Raven Row, London, 30 June – 6 August
There’s a strongly pedagogical flavour to this exhibition. Partly, of course, that’s the nature of a survey show about a performance-art group, where the format is pretty much bound to include archival material – especially as The Theatre of Mistakes (as the group was known from 1974 to their end in 1981), or The Ting (to use the name of a previous, looser incarnation), seem to have been particularly assiduous in documenting their activities. Much of the show, then, consists of vitrines of photographs, texts and ephemera, either representing specific pieces – such as The Street (1975), where a residential road in Kentish Town became for one evening a setting for various choreographed actions, or Ascent of The Stedelijk (1976), in which the floor of the Dutch museum was laboriously traversed as if climbing a vertical cliff face – or offering a more general glimpse into the close-knit art scene in England during the 1970s.
But beyond that, ideas of instructing and informing were central to the group’s own practice. The performances were typically intricate and meticulously planned, often following the logic of some organisational principle or system – a fact that clearly comes through in the serial, gridlike charts and abstract diagrams used to determine sequences of blocking and positioning, or to plot complex permutations of interactions between performers. There are resemblances to various conceptual artworks from the period, perhaps most notably the drawings of Sol LeWitt. Indeed, the whole idea of The Theatre of Mistakes was to develop a similar sort of language, a conceptual, rule-based methodology, for performance art.
the idea of The Theatre of Mistakes was to develop a conceptual, rule-based methodology for performance art
This strand of thinking extends to one of the two live components of the show: the daily workshops conducted by Anthony Howell, one of the group’s six core members, which derive from the book he coauthored in 1976, Elements of Performance Art – a primer-cum-manifesto for performance art in Britain. The workshops are lessons, essentially, which anyone can sign up for and participate in. Though you can also just watch (during my visit, participants were doing entertaining exercises on stillness and interaction) – so they’re performances, too.
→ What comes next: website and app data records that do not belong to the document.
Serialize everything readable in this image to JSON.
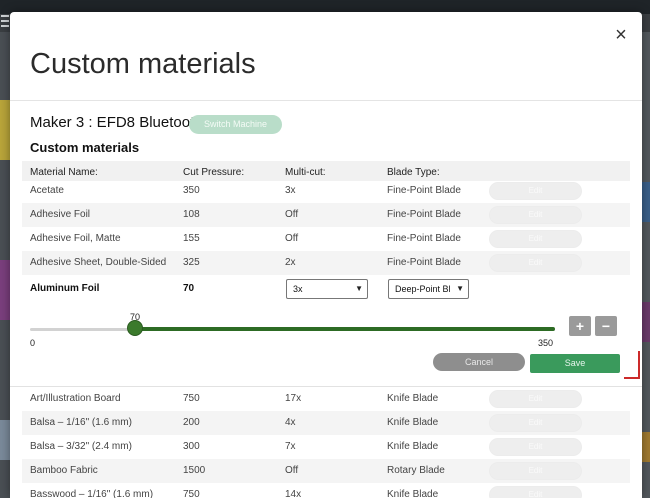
{
  "dialog": {
    "title": "Custom materials",
    "close_glyph": "×",
    "machine": "Maker 3 : EFD8 Bluetooth",
    "switch_label": "Switch Machine",
    "section_title": "Custom materials"
  },
  "columns": {
    "name": "Material Name:",
    "pressure": "Cut Pressure:",
    "multicut": "Multi-cut:",
    "blade": "Blade Type:"
  },
  "rows_top": [
    {
      "name": "Acetate",
      "pressure": "350",
      "multicut": "3x",
      "blade": "Fine-Point Blade",
      "edit": "Edit"
    },
    {
      "name": "Adhesive Foil",
      "pressure": "108",
      "multicut": "Off",
      "blade": "Fine-Point Blade",
      "edit": "Edit"
    },
    {
      "name": "Adhesive Foil, Matte",
      "pressure": "155",
      "multicut": "Off",
      "blade": "Fine-Point Blade",
      "edit": "Edit"
    },
    {
      "name": "Adhesive Sheet, Double-Sided",
      "pressure": "325",
      "multicut": "2x",
      "blade": "Fine-Point Blade",
      "edit": "Edit"
    }
  ],
  "active": {
    "name": "Aluminum Foil",
    "pressure": "70",
    "multicut_selected": "3x",
    "blade_selected": "Deep-Point Bl",
    "slider": {
      "value": 70,
      "value_label": "70",
      "min": 0,
      "max": 350,
      "min_label": "0",
      "max_label": "350"
    },
    "plus_label": "+",
    "minus_label": "−",
    "cancel_label": "Cancel",
    "save_label": "Save"
  },
  "rows_bottom": [
    {
      "name": "Art/Illustration Board",
      "pressure": "750",
      "multicut": "17x",
      "blade": "Knife Blade",
      "edit": "Edit"
    },
    {
      "name": "Balsa – 1/16\" (1.6 mm)",
      "pressure": "200",
      "multicut": "4x",
      "blade": "Knife Blade",
      "edit": "Edit"
    },
    {
      "name": "Balsa – 3/32\" (2.4 mm)",
      "pressure": "300",
      "multicut": "7x",
      "blade": "Knife Blade",
      "edit": "Edit"
    },
    {
      "name": "Bamboo Fabric",
      "pressure": "1500",
      "multicut": "Off",
      "blade": "Rotary Blade",
      "edit": "Edit"
    },
    {
      "name": "Basswood – 1/16\" (1.6 mm)",
      "pressure": "750",
      "multicut": "14x",
      "blade": "Knife Blade",
      "edit": "Edit"
    }
  ],
  "colors": {
    "accent_green": "#3a9a5c",
    "slider_green": "#2d6b24",
    "switch_green": "#b9ddc9",
    "highlight_red": "#cc2a2a"
  }
}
Just like all teaching, to continue the pedagogical vein, is indeed a kind of performance.
The second live element is the nightly enactment of what’s often considered The Theatre of Mistakes’s signature work, Going (1977), directed by the group’s other main driving force, Fiona Templeton. The piece is a vaguely Beckettian play in five acts: an undefined, institutional scenario in which five office-suited performers progress through a sequence of spoken lines and gestures relating to an impending but perpetually deferred departure, continually rotating between characters and replicating each other’s actions in shifting combinations. The tone is dour and oppressive, as befits this cyclical, white-collar purgatory; yet, especially for the mathematically inclined, it’s an absolute joy to watch. The sense is of a rigidly mechanistic, clockwork universe, one in which occasional malfunctions or anomalies are the only way for the overall narrative to change track and progress; or perhaps a more up-to-date analogy would be some kind of glitchy, buggy computer program. Indeed, one of the pleasures of the piece is how well it manages to adapt to a contemporary audience; how, by virtue of its adherence to a systemic, impersonal, rule-based structure, it manages to avoid the concerns around expression and authenticity that have attached to other recreated works of historical performance art in recent years. Also, once again, it’s fascinating to see the themes of knowledge and learning emerge – this time in the form of the play’s characters, who seem in some way to comprehend the system they inhabit, and who sometimes manage to step out of the action enough to make fractional adjustments, directing the course of events to ensure the play itself arrives at its rightful, liberating conclusion.
From the October 2017 issue of ArtReview